Known as the "godfather" of Macau casinos, Mr Ho has been instrumental in turning the former Portuguese colony on China's southern coast into a gambling boomtown, with gaming revenue surpassing Las Vegas.
His retirement will take effect on June 12 at the end of SJM's annual general meeting, after which he will take on the new title of "chairman emeritus", the company said.
Daisy Ho, his daughter, will take over as chairman and executive director, while his fourth wife Angela Leong and Timothy Fok, son of Stanley Ho's former business partner Henry Fok, will be appointed co-chairmen and executive directors.
Gaming revenues in Macau were hit hard by a corruption crackdown launched by China's President Xi Jinping in 2012, but SJM is trying to lure visitors back to Macau with the sprawling new Grand Lisboa Palace complex, reportedly due to open in 2019.

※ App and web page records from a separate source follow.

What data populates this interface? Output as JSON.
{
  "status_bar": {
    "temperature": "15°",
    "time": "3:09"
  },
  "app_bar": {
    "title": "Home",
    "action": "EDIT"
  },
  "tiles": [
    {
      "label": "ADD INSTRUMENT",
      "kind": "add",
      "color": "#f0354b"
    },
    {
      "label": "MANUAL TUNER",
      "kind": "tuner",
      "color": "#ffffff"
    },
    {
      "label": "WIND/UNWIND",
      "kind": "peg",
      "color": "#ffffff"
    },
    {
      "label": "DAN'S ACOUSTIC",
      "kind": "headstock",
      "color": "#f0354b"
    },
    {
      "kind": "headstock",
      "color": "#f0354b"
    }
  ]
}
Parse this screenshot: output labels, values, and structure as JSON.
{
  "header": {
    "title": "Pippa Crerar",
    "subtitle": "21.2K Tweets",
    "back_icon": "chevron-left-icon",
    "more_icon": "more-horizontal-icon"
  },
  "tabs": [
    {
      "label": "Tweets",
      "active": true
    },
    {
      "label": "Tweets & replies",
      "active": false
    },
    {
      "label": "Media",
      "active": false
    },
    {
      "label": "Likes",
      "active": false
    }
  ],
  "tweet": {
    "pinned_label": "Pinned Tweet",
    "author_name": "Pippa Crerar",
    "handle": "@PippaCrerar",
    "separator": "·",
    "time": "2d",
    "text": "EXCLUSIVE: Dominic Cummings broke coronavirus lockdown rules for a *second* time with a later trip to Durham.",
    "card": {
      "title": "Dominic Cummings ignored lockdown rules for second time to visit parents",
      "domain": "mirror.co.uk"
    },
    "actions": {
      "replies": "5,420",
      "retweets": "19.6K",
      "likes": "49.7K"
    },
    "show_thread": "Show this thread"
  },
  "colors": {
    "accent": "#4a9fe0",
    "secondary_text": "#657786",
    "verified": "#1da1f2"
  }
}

Mr Ho is the great-nephew of one of Asia's first tycoons, Robert Hotung, who was among Hong Kong's wealthiest individuals at the turn of the 20th century.
He made his fortune smuggling luxury goods into China from Macau during World War II, before securing the only gaming licence in the then-Portuguese colony in 1962.
The billionaire monopolised the gaming industry until 2002, when the government introduced foreign investors, sparking a boom which saw casino takings contribute around 80 per cent of the city's annual revenue.
He stepped down as chairman from his Hong Kong-based conglomerate Shun Tak Holdings last year with his daughter Pansy Ho succeeding him.
A flamboyant entrepreneur, Mr Ho first married in 1942 but has subsequently had three other partners, though it is unclear whether or not he married all the women he called wives.
The keen ballroom dancer cultivated a playboy lifestyle, fathering at least 17 children, one of whom, Lawrence, runs rival casino and hotel operator Melco Crown in Macau.